__WORK INSTRUCTIONS__
Keep only the lines of the material below that contain the word "icon". Copy those lines.

__STORED DATA__
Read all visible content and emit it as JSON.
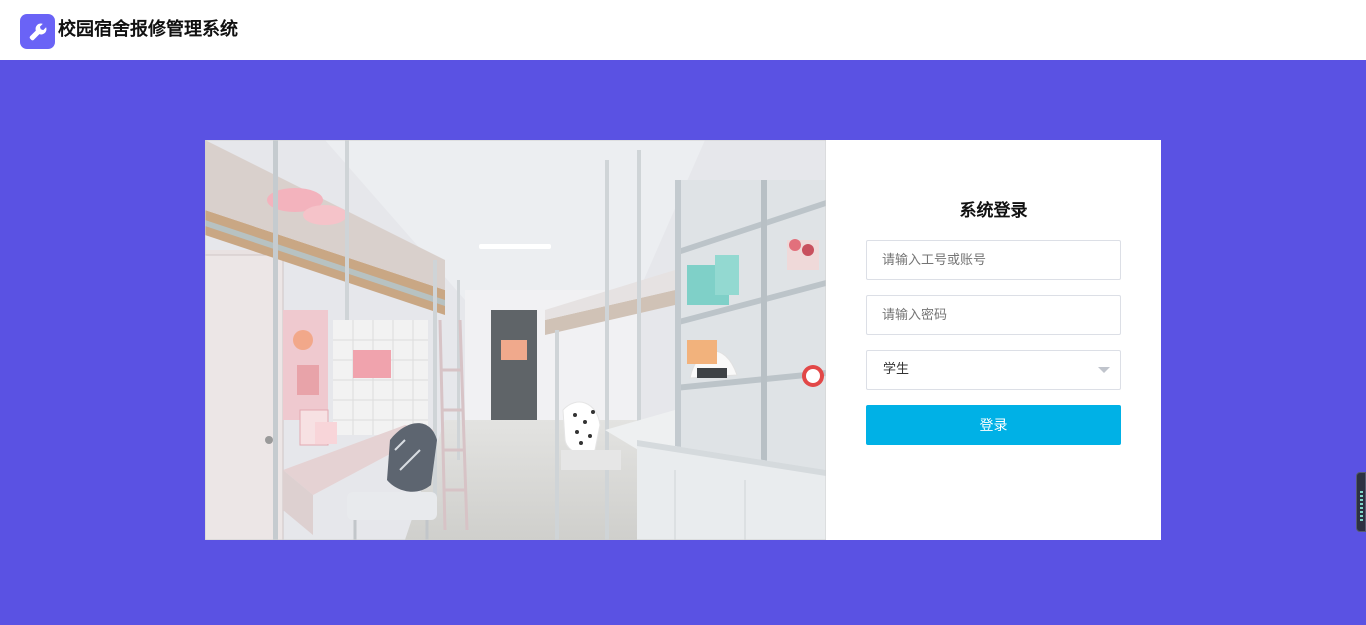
{
  "header": {
    "app_title": "校园宿舍报修管理系统",
    "logo_icon": "wrench-icon",
    "logo_color": "#6a63f6"
  },
  "main": {
    "background_color": "#5a52e3"
  },
  "login": {
    "title": "系统登录",
    "account_placeholder": "请输入工号或账号",
    "password_placeholder": "请输入密码",
    "role_selected": "学生",
    "submit_label": "登录",
    "submit_color": "#00b1e6"
  },
  "side_widget": {
    "icon": "side-toolbar-icon"
  }
}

__YOUR SOLUTION__
    "logo_icon": "wrench-icon",
    "icon": "side-toolbar-icon"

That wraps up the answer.